I am here on a visit of a few days to my remaining parent, enjoying as much happiness as a son can, under her kind roof. I am sure it will afford you pleasure, madam, to hear that her health is perfectly good, and her situation in all things comfortable and happy. Hearing me say I intended to write to you, she requested that I would present to you her affectionate and cordial remembrance....
Daily and incessant engagements for the last five weeks at the supreme court of the United-states, the term not being yet ended; together with the necessity for some time before it came on of getting ready for the important business which it was to devolve upon me, have long cut me off from the gratification and advantage which I never fail to derive from the correspondence of your venerable...
Some time in the early part of last month, I had the pleasure to write you a letter in answer to your favor of the 24th of March. The mail is so true that it never occurs to us to doubt the safe arrival of a letter when we know that it has been safely lodged in the post office; nor did that which I wrote leave any thing suspended leading me to look for an answer. My only reason for thus...
I trust this letter will find you not in a sick chamber where your kind favor of the 10th instant was written, but out again, restored to your usual health, witnessing the return of spring and awake to its enjoyments. The kind expressions of your letter are not more flattering than endearing. Those little children of whom you so kindly inquire, will, I doubt not, at one day look over it with...

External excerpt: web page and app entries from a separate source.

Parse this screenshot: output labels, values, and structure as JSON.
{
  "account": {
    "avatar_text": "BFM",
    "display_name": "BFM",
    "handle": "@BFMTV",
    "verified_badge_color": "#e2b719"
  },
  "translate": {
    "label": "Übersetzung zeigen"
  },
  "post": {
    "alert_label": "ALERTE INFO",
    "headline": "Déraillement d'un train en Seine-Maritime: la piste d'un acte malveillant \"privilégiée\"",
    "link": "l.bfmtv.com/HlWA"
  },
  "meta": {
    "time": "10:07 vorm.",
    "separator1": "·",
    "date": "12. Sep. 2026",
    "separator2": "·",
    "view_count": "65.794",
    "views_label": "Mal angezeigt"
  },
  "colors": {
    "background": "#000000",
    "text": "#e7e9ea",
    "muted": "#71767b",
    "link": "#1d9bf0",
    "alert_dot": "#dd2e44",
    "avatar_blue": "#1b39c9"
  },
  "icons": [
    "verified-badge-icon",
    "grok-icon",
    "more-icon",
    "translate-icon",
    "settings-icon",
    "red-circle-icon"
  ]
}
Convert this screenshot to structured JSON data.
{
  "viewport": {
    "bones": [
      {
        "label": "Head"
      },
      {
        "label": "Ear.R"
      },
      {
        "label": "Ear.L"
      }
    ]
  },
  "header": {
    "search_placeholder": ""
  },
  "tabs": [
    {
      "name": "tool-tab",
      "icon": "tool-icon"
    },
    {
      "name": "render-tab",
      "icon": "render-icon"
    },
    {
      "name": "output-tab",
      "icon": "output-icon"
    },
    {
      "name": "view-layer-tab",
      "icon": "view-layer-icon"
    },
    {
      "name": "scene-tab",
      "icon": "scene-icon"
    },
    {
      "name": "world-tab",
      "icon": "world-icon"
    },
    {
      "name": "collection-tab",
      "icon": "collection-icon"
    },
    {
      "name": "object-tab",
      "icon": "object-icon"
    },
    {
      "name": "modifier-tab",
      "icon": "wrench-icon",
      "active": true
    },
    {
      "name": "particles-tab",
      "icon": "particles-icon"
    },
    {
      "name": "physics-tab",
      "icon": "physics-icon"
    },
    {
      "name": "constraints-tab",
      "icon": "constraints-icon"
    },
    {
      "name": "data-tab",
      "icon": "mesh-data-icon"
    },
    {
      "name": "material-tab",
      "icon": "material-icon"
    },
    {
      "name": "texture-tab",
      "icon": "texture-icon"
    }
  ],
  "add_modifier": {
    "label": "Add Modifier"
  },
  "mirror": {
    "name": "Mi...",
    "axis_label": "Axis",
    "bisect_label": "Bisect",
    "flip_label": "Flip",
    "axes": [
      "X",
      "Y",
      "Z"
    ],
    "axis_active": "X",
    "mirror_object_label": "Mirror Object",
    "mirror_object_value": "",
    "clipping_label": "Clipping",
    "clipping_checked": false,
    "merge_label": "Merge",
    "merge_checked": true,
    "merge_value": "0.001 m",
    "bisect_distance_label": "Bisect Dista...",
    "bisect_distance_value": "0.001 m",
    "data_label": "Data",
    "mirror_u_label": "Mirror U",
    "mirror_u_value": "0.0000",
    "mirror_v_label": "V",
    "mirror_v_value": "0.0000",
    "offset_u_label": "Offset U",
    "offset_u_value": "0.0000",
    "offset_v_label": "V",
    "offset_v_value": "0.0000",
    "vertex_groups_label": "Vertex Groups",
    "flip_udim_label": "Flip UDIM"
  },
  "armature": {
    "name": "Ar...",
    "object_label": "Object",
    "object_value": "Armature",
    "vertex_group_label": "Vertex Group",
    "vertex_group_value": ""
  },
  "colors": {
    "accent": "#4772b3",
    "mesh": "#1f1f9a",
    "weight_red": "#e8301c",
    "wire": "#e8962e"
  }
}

I have been honored with your favor of the 28th of last month, which got to hand this morning. The wishes of which it makes mention on behalf of Mr. Clarke, to be the bearer of the dispatches by the Chippewa to Spain, I will, with the greatest pleasure, lay before the secretary of state: the testimonials to his merit, and fitness for such a trust are so perfectly ample, that I flatter myself,...
I am very happy that you have favored me with a letter respecting Mr Smith. It increases the interest that I before took in his situation. I will not permit myself to believe that any recollections are cherished to his disadvantage, on account of that portion of his conduct as a youth to which you have alluded. It would not be simply unkind, but unjust. It would be cruel. I took great pleasure...